Feeds

Oz gov in confusion over net filter plans

Yes we're not. No, we are

Secure remote control for conventional and virtual desktops

The Australian government appears confused as to whether or not it will try to pass laws concerning net filtering before a general election.

The Australian Labor party has previously promised to pass laws that would oblige ISPs to apply net filters to block pornography and other illegal content. Critics argue that the measures are badly thought out, and likely to result only in lower net speeds and a suppression of information on controversial subjects while failing to block access to illegal content for those with enough internet savvy to bypass controls.

A spokesman for Australian Communications Minister Stephen Conroy told The Australian last week that plans to introduce net filter legislation had been postponed at least until August, leaving virtually no time to get the laws through Parliament before an October general election.

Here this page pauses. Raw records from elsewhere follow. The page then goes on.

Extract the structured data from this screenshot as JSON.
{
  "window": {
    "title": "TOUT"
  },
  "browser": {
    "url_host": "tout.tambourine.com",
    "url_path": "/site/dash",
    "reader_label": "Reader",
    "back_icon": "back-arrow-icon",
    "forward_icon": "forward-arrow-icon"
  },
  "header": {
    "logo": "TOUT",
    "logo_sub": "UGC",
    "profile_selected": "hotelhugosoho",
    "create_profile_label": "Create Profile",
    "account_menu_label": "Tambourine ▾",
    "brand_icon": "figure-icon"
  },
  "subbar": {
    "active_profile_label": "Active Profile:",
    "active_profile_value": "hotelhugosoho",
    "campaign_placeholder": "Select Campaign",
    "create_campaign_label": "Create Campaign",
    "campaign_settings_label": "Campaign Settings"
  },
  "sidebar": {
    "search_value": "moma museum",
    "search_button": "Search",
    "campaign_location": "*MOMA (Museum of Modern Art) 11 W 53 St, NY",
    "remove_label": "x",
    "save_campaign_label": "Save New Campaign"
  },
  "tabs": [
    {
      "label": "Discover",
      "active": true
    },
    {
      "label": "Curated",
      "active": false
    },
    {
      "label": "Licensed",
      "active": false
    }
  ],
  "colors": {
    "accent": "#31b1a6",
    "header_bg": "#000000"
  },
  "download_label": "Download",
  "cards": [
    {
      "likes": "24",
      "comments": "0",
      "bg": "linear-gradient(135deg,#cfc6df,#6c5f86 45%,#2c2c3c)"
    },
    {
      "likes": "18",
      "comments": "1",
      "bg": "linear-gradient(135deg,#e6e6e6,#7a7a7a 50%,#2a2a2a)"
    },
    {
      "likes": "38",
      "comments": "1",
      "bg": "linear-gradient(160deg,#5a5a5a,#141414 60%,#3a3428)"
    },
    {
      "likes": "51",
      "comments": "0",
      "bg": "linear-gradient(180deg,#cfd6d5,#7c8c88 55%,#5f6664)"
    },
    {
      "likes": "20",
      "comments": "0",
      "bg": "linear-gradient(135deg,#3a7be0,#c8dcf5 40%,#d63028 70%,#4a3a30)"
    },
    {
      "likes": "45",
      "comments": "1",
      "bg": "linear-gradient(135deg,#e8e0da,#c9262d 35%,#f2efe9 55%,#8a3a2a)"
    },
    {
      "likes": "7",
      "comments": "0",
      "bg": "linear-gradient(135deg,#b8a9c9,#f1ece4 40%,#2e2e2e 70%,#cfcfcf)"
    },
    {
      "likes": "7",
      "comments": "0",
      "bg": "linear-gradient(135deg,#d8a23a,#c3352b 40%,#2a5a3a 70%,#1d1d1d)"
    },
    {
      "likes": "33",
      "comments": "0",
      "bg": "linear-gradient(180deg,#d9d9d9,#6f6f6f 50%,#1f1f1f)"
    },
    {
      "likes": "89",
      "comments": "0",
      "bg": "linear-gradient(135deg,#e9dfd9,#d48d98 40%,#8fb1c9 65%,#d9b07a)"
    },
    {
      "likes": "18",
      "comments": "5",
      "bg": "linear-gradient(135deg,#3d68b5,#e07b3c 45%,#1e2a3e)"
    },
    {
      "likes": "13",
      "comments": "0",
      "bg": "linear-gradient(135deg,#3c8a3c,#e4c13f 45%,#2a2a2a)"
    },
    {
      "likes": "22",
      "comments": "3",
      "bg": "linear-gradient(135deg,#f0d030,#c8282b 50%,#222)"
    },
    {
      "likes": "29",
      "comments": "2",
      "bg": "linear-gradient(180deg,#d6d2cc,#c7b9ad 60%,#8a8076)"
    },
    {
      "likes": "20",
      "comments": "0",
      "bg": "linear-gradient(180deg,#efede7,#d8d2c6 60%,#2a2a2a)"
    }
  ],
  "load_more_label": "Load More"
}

However, later a different spin doctor on the Conroy team said the government remained committed to its plans to introduce mandatory net filters. Without giving a timetable for legislation she told told the AAP news agency that earlier reports of a post-election delay were "incorrect".

Anger that Australia was about to apply internet controls as draconian as anywhere in the world outside China prompted cyberactivists to organise a partially successful DDoS against Australian government websites back in February.

Meanwhile Google, one of the net industry critics of the filtering plans, said that removing RC-rated content from YouTube would threaten free speech on politically controversial subjects such as euthanasia. ®

Intelligent flash storage arrays

More from The Register

next story
Scrapping the Human Rights Act: What about privacy and freedom of expression?
Justice minister's attack to destroy ability to challenge state
DVLA website GOES TITSUP on day paper car tax discs retire
Welcome to GOV.UK - digital by de ... FAULT
WHY did Sunday Mirror stoop to slurping selfies for smut sting?
Tabloid splashes, MP resigns - but there's a BIG copyright issue here
Hey Brit taxpayers. You just spent £4m on Central London ‘innovation playground’
Catapult me a Mojito, I feel an Digital Innovation coming on
EU probes Google’s Android omerta again: Talk now, or else
Spill those Android secrets, or we’ll fine you
Google hits back at 'Dear Rupert' over search dominance claims
Choc Factory sniffs: 'We're not pirate-lovers - also, you publish The Sun'
EU to accuse Ireland of giving Apple an overly peachy tax deal – report
Probe expected to say single-digit rate was unlawful
Inequality increasing? BOLLOCKS! You heard me: 'Screw the 1%'
There's morality and then there's economics ...
While you queued for an iPhone 6, Apple's Cook sold shares worth $35m
Right before the stock took a 3.8% dive amid bent and broken mobe drama
prev story

Whitepapers

Forging a new future with identity relationship management
Learn about ForgeRock's next generation IRM platform and how it is designed to empower CEOS's and enterprises to engage with consumers.
Storage capacity and performance optimization at Mizuno USA
Mizuno USA turn to Tegile storage technology to solve both their SAN and backup issues.
The next step in data security
With recent increased privacy concerns and computers becoming more powerful, the chance of hackers being able to crack smaller-sized RSA keys increases.
Security for virtualized datacentres
Legacy security solutions are inefficient due to the architectural differences between physical and virtual environments.
A strategic approach to identity relationship management
ForgeRock commissioned Forrester to evaluate companies’ IAM practices and requirements when it comes to customer-facing scenarios versus employee-facing ones.